Maternal Factors Induces Autism-like Phenotypes in Mice

Friday, May 12, 2017: 5:00 PM-6:30 PM
Golden Gate Ballroom (Marriott Marquis Hotel)
J. R. Huh, Department of Medicine, Division of Infectious Diseases and Immunology, University of Massachusetts Medical School, Worcester, MA

 Human epidemiological studies point to a critical role for immune dysregulation in maternal womb as a risk factor in Autism Spectrum Disorder (ASD). This observation, coined maternal immune activation (MIA), has been modeled in mice by inducing inflammation in pregnant dams. However, The immune cell populations critical in the MIA model have not been identified


We tested whether inflammatory T helper cells producing interleukin-17 (Th17 cells) are necessary for MIA-associated phenotypes.


We used both genetic mutants and blocking antibodies to investigate the roles of maternal Th17 cell pathway in promoting MIA associated phenotypes.
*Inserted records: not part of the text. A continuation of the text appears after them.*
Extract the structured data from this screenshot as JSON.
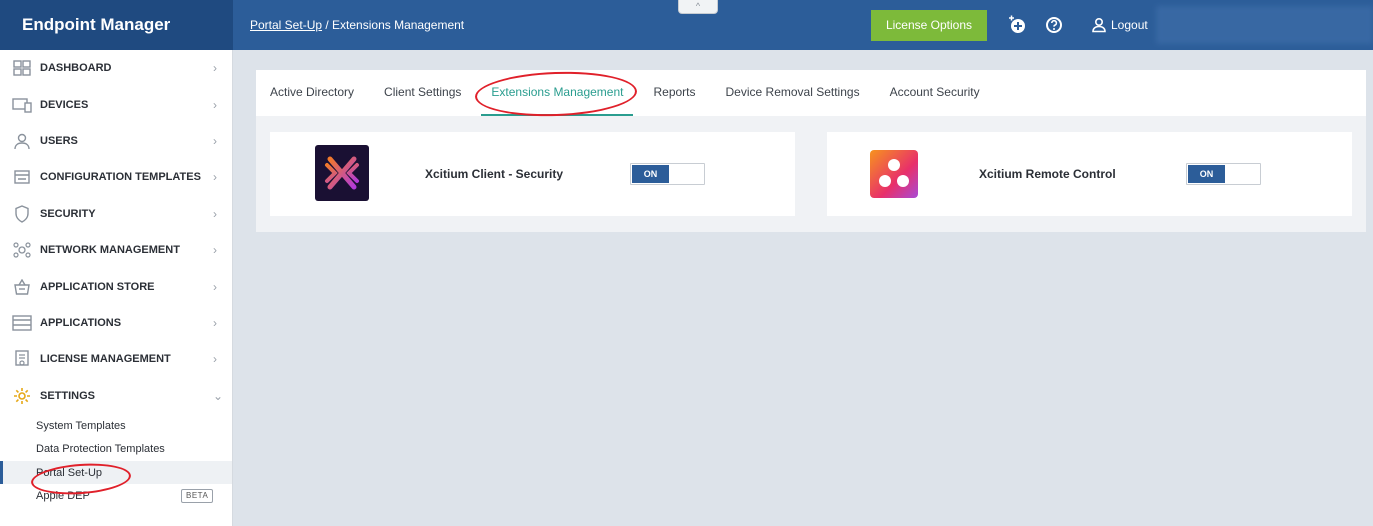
{
  "header": {
    "brand": "Endpoint Manager",
    "breadcrumb_link": "Portal Set-Up",
    "breadcrumb_sep": " / ",
    "breadcrumb_current": "Extensions Management",
    "collapse_glyph": "^",
    "license_options": "License Options",
    "logout": "Logout",
    "icons": [
      "add-circle-icon",
      "help-icon",
      "user-icon"
    ]
  },
  "sidebar": {
    "items": [
      {
        "label": "DASHBOARD",
        "icon": "dashboard-icon"
      },
      {
        "label": "DEVICES",
        "icon": "devices-icon"
      },
      {
        "label": "USERS",
        "icon": "users-icon"
      },
      {
        "label": "CONFIGURATION TEMPLATES",
        "icon": "templates-icon"
      },
      {
        "label": "SECURITY",
        "icon": "shield-icon"
      },
      {
        "label": "NETWORK MANAGEMENT",
        "icon": "network-icon"
      },
      {
        "label": "APPLICATION STORE",
        "icon": "store-icon"
      },
      {
        "label": "APPLICATIONS",
        "icon": "applications-icon"
      },
      {
        "label": "LICENSE MANAGEMENT",
        "icon": "license-icon"
      },
      {
        "label": "SETTINGS",
        "icon": "gear-icon"
      }
    ],
    "settings_sub": [
      {
        "label": "System Templates"
      },
      {
        "label": "Data Protection Templates"
      },
      {
        "label": "Portal Set-Up"
      },
      {
        "label": "Apple DEP",
        "badge": "BETA"
      }
    ]
  },
  "tabs": [
    {
      "label": "Active Directory"
    },
    {
      "label": "Client Settings"
    },
    {
      "label": "Extensions Management"
    },
    {
      "label": "Reports"
    },
    {
      "label": "Device Removal Settings"
    },
    {
      "label": "Account Security"
    }
  ],
  "extensions": [
    {
      "name": "Xcitium Client - Security",
      "toggle": "ON"
    },
    {
      "name": "Xcitium Remote Control",
      "toggle": "ON"
    }
  ],
  "colors": {
    "header_bg": "#2c5d99",
    "brand_bg": "#1f4a80",
    "license_button": "#7dba3a",
    "active_tab": "#2a9d8f",
    "annotation": "#e0202a"
  }
}
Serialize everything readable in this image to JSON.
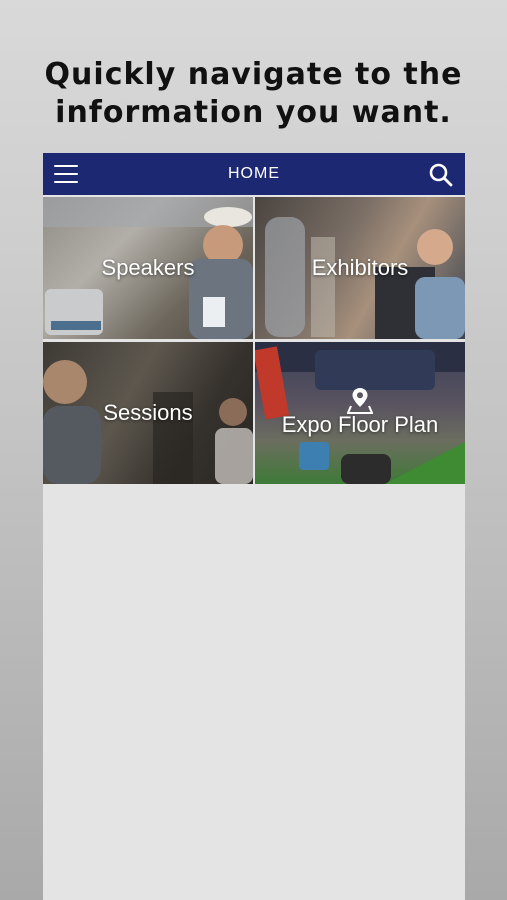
{
  "headline": {
    "line1": "Quickly navigate to the",
    "line2": "information you want."
  },
  "navbar": {
    "title": "HOME",
    "menu_icon": "hamburger-menu-icon",
    "search_icon": "search-icon",
    "background": "#1d2873"
  },
  "tiles": [
    {
      "label": "Speakers"
    },
    {
      "label": "Exhibitors"
    },
    {
      "label": "Sessions"
    },
    {
      "label": "Expo Floor Plan",
      "icon": "map-pin-icon"
    }
  ]
}
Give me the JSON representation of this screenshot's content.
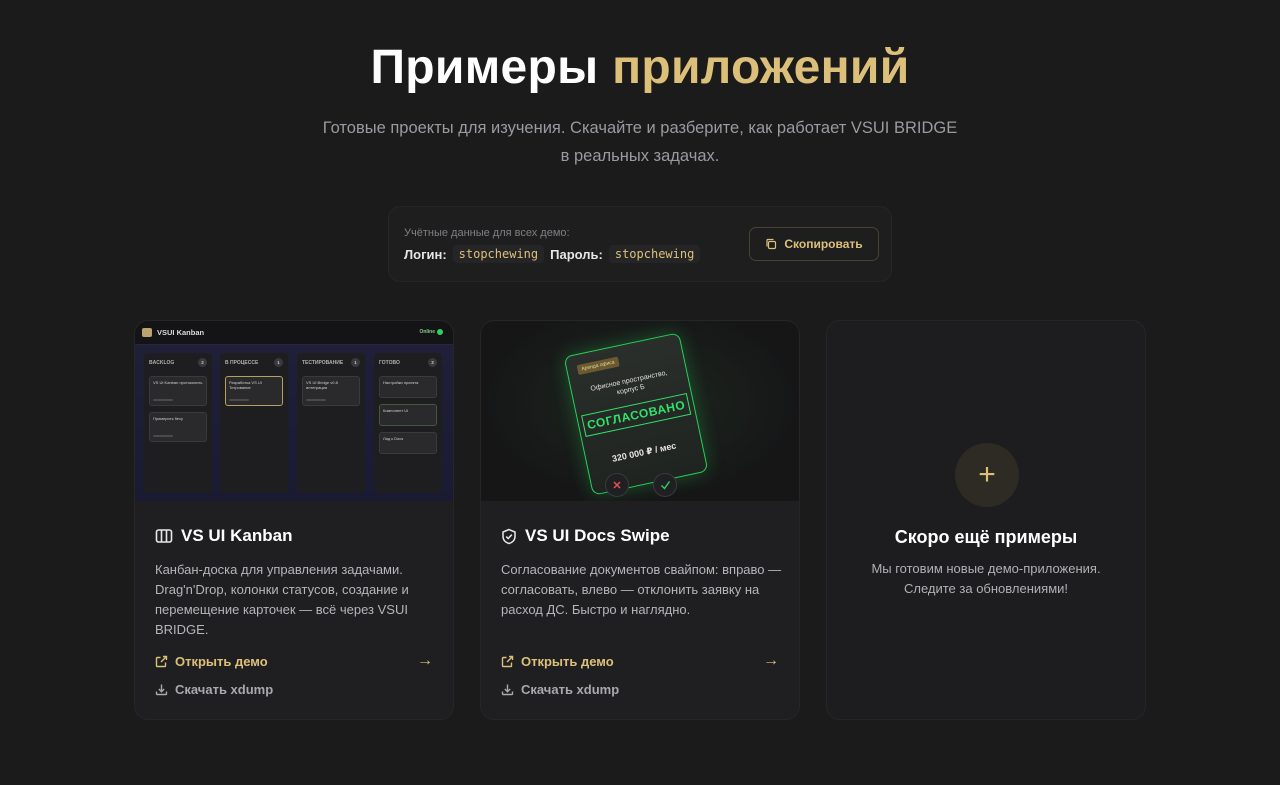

T cell-specific inactivation of RORγt in mothers (thus selectively removing Th17 cells in pregnant mothers) protected from induction of MIA-dependent behavioral phenotypes in offspring. In addition, we found that MIA leads to abnormal cortical phenotypes in offspring and this malformation is fully rescued by inhibiting the maternal Th17 cell pathway. We also showed that the receptor for IL-17 (IL-17Ra) is expressed in the developing fetal brain and its expression is increased in the cortex upon MIA.


These observations collectively suggest a hypothesis that uncontrolled activation of IL-17Ra expressed in fetal brain induces abnormal cortical development and these structural abnormalities may be an underlying cause of the MIA-dependent autism-like phenotypes.